- Exercise directions: The records below are to be duplicated exactly as they appear.

(App and web page records)
+-------+
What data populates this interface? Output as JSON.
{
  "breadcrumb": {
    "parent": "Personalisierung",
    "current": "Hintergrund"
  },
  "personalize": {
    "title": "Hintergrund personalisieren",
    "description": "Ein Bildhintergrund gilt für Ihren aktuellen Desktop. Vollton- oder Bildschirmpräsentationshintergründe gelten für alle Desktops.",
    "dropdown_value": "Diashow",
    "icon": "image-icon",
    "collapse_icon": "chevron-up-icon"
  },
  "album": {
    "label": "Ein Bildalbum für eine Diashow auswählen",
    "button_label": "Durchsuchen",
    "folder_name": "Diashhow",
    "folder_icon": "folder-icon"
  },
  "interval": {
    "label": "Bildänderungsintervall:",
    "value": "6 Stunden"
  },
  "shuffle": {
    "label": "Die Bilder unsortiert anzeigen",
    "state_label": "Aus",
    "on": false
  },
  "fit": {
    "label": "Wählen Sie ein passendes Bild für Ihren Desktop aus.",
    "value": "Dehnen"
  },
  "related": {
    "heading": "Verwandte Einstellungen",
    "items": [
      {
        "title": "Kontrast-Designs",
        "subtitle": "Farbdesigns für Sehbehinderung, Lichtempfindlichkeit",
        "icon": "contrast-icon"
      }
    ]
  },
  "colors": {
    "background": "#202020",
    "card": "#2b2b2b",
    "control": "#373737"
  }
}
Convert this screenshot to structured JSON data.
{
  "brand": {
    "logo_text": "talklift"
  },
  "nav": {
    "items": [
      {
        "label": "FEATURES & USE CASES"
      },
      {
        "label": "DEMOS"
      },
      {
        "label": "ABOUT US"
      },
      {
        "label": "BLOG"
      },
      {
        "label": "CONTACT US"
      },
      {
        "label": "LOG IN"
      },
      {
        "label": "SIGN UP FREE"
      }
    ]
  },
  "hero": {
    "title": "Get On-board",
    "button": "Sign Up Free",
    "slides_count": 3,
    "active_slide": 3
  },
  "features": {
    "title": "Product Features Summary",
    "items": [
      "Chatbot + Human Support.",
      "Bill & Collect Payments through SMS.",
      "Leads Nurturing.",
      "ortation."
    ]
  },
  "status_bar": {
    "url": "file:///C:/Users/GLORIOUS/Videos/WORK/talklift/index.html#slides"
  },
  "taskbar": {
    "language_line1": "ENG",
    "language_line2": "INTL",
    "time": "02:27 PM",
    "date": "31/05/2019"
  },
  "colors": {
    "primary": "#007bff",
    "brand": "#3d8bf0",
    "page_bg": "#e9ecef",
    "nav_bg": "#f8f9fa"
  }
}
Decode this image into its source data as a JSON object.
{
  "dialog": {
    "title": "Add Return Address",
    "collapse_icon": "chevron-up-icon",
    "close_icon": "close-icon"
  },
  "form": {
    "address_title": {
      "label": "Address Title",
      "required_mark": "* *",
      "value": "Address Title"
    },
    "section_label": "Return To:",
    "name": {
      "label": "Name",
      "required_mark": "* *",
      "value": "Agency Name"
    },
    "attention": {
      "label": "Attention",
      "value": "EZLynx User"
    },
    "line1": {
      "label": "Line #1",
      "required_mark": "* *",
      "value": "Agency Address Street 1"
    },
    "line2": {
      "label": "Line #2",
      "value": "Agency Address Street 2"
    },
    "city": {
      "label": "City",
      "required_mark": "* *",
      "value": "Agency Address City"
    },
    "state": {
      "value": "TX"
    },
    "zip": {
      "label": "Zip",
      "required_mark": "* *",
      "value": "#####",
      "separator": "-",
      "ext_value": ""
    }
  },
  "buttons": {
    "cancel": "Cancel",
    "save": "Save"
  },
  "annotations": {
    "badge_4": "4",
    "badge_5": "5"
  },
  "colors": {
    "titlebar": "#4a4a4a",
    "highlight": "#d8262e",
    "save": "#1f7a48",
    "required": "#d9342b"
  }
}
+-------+
- Output of the exercise:
What data populates this interface? Output as JSON.
{
  "breadcrumb": {
    "parent": "Personalisierung",
    "current": "Hintergrund"
  },
  "personalize": {
    "title": "Hintergrund personalisieren",
    "description": "Ein Bildhintergrund gilt für Ihren aktuellen Desktop. Vollton- oder Bildschirmpräsentationshintergründe gelten für alle Desktops.",
    "dropdown_value": "Diashow",
    "icon": "image-icon",
    "collapse_icon": "chevron-up-icon"
  },
  "album": {
    "label": "Ein Bildalbum für eine Diashow auswählen",
    "button_label": "Durchsuchen",
    "folder_name": "Diashhow",
    "folder_icon": "folder-icon"
  },
  "interval": {
    "label": "Bildänderungsintervall:",
    "value": "6 Stunden"
  },
  "shuffle": {
    "label": "Die Bilder unsortiert anzeigen",
    "state_label": "Aus",
    "on": false
  },
  "fit": {
    "label": "Wählen Sie ein passendes Bild für Ihren Desktop aus.",
    "value": "Dehnen"
  },
  "related": {
    "heading": "Verwandte Einstellungen",
    "items": [
      {
        "title": "Kontrast-Designs",
        "subtitle": "Farbdesigns für Sehbehinderung, Lichtempfindlichkeit",
        "icon": "contrast-icon"
      }
    ]
  },
  "colors": {
    "background": "#202020",
    "card": "#2b2b2b",
    "control": "#373737"
  }
}
Convert this screenshot to structured JSON data.
{
  "brand": {
    "logo_text": "talklift"
  },
  "nav": {
    "items": [
      {
        "label": "FEATURES & USE CASES"
      },
      {
        "label": "DEMOS"
      },
      {
        "label": "ABOUT US"
      },
      {
        "label": "BLOG"
      },
      {
        "label": "CONTACT US"
      },
      {
        "label": "LOG IN"
      },
      {
        "label": "SIGN UP FREE"
      }
    ]
  },
  "hero": {
    "title": "Get On-board",
    "button": "Sign Up Free",
    "slides_count": 3,
    "active_slide": 3
  },
  "features": {
    "title": "Product Features Summary",
    "items": [
      "Chatbot + Human Support.",
      "Bill & Collect Payments through SMS.",
      "Leads Nurturing.",
      "ortation."
    ]
  },
  "status_bar": {
    "url": "file:///C:/Users/GLORIOUS/Videos/WORK/talklift/index.html#slides"
  },
  "taskbar": {
    "language_line1": "ENG",
    "language_line2": "INTL",
    "time": "02:27 PM",
    "date": "31/05/2019"
  },
  "colors": {
    "primary": "#007bff",
    "brand": "#3d8bf0",
    "page_bg": "#e9ecef",
    "nav_bg": "#f8f9fa"
  }
}
Decode this image into its source data as a JSON object.
{
  "dialog": {
    "title": "Add Return Address",
    "collapse_icon": "chevron-up-icon",
    "close_icon": "close-icon"
  },
  "form": {
    "address_title": {
      "label": "Address Title",
      "required_mark": "* *",
      "value": "Address Title"
    },
    "section_label": "Return To:",
    "name": {
      "label": "Name",
      "required_mark": "* *",
      "value": "Agency Name"
    },
    "attention": {
      "label": "Attention",
      "value": "EZLynx User"
    },
    "line1": {
      "label": "Line #1",
      "required_mark": "* *",
      "value": "Agency Address Street 1"
    },
    "line2": {
      "label": "Line #2",
      "value": "Agency Address Street 2"
    },
    "city": {
      "label": "City",
      "required_mark": "* *",
      "value": "Agency Address City"
    },
    "state": {
      "value": "TX"
    },
    "zip": {
      "label": "Zip",
      "required_mark": "* *",
      "value": "#####",
      "separator": "-",
      "ext_value": ""
    }
  },
  "buttons": {
    "cancel": "Cancel",
    "save": "Save"
  },
  "annotations": {
    "badge_4": "4",
    "badge_5": "5"
  },
  "colors": {
    "titlebar": "#4a4a4a",
    "highlight": "#d8262e",
    "save": "#1f7a48",
    "required": "#d9342b"
  }
}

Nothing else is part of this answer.